It is worth recalling that the international law prohibits the targeting and bombing of civilians. The deliberate assassination of civilians constitutes a war crime, and essentially if someone commits it, he or she is liable to face prosecution at the International Court. However, the world’s most powerful countries do not bear any legal responsibility for their crimes since they control the very organizations which investigate war crimes.
Another concerning fact is Trump’s struggle to re-establish the network of U.S. secret military prisons to torture terrorists and civilians worldwide. Several experts argue that torture programs are ineffective in fighting terrorism. Most of the prisoners who are tortured on a regular basis are likely to incriminate themselves to stop the physical and mental suffering.
Under Bush’s presidency, the U.S. unjustly targeted and jailed thousands of innocents civilians for years. Once out of the White House, Bush acknowledged some of his mistakes, although it does not exempt him from the war crimes that he committed during his presidency.
By unjustly killing thousands of innocent civilians, Trump will never annihilate terrorism. On the contrary, it will be used for terrorists as a propaganda tool to convince and persuade citizens that the U.S. is the real enemy of the Middle East.
The defeat of Islamic terrorism will only come when the international community shows citizens of the Middle East that they are there to help them. However, it is unlikely to happen since Trump could have several conflicts of interest in the Middle East.
During the last presidential campaign, Trump announced that if he became President, he would then try to take control of petroleum production in the Middle East, and this fact will undermine his efforts to build trust with the citizens.
While I am writing this piece, Trump is probably planning his next move in the Middle East. Or perhaps a deadly strike is being directed against defenseless civilians causing carnage in Syria or Iraq.

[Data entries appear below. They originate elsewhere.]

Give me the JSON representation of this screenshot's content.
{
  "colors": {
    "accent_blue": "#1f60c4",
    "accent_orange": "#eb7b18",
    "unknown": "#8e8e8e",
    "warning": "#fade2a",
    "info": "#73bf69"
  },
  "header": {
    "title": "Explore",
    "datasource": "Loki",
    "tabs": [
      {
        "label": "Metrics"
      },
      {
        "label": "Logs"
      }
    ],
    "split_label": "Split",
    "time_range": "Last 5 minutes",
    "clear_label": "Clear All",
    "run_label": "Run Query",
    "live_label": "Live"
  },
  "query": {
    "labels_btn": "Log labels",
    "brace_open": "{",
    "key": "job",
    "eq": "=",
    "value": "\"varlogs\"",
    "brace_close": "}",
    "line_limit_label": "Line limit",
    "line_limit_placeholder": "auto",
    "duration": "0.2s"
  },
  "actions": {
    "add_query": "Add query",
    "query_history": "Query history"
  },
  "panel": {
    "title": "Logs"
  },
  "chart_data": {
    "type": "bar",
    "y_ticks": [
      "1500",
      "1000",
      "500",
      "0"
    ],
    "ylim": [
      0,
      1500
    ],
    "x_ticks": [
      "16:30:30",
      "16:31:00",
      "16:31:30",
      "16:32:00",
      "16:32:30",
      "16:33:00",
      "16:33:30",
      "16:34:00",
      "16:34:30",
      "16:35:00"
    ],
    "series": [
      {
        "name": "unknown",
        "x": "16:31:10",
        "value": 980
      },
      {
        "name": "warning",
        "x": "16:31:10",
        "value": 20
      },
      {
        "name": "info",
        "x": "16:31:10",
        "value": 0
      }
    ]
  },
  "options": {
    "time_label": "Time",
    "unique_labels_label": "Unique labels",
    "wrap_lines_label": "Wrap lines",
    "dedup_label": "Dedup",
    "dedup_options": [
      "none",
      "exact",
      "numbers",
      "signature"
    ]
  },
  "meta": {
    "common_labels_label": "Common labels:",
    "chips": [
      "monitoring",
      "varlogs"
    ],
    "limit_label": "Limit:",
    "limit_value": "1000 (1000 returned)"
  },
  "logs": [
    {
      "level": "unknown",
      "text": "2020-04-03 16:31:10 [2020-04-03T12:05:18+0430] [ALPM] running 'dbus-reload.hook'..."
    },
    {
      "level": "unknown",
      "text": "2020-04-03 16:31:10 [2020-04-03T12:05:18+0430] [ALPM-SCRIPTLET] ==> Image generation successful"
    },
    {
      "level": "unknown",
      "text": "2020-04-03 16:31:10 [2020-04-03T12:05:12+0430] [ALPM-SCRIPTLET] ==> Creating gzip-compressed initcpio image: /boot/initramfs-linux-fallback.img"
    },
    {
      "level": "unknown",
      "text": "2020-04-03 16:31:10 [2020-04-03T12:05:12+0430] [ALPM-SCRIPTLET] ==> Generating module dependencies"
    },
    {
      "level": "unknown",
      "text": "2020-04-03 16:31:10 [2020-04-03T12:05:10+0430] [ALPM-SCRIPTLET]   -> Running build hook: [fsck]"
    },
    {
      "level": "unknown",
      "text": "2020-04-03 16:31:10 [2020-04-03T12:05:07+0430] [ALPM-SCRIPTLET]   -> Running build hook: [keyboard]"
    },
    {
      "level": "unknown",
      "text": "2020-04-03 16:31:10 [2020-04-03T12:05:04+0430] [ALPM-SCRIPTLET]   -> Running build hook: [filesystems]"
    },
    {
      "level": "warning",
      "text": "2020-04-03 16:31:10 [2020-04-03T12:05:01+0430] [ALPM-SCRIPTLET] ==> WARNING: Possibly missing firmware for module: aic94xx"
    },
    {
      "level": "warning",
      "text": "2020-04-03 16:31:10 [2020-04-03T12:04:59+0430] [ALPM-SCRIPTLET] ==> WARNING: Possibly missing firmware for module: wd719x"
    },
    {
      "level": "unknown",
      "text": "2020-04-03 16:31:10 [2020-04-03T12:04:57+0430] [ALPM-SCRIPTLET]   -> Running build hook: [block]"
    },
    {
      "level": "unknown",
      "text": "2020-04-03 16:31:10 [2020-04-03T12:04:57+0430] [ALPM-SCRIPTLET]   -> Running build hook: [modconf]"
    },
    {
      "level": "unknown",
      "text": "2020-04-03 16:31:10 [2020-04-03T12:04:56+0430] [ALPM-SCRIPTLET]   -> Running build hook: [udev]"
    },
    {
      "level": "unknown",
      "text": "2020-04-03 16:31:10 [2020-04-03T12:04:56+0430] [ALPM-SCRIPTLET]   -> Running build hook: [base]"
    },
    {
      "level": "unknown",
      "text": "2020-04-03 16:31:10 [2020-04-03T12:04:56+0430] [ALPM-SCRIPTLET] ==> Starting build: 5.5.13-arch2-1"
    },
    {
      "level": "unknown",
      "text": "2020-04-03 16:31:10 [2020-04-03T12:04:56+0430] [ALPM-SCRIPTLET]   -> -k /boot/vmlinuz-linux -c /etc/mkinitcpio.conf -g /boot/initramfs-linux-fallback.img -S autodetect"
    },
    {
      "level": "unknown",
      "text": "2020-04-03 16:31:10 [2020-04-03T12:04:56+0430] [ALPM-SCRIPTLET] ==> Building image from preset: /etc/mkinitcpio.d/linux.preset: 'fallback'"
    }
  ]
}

What is certain is that the international media will be waiting for the next fatal event, and the international community, as usual, will lean on global superpowers and do nothing to stop the massacre in the Middle East.
4 thoughts on “Donald Trump: The War on Terror”
As an American, I need to read about these atrocities. Everyone does. There will be many differing views about how to respond to threats or the best ways to defend those who are suffering the most. But as a U.S. taxpayer, I need to know all I can learn about what it being done in my name. Thanks for this important perspective.
What do you think is Trump’s plan in sending grounds troops?
One of the least reported items in US media are the civilian causalities of drone strikes. The U.S. led coalition is approaching 20,000 total airstrikes launched in the Middle East and North Africa since August 2014, with at least 3,000 civilians killed. Its no wonder our image is tarnished abroad… Great piece, thanks for helping throw light on this ongoing situation.
You called it, sir. Not sure if you just saw the news.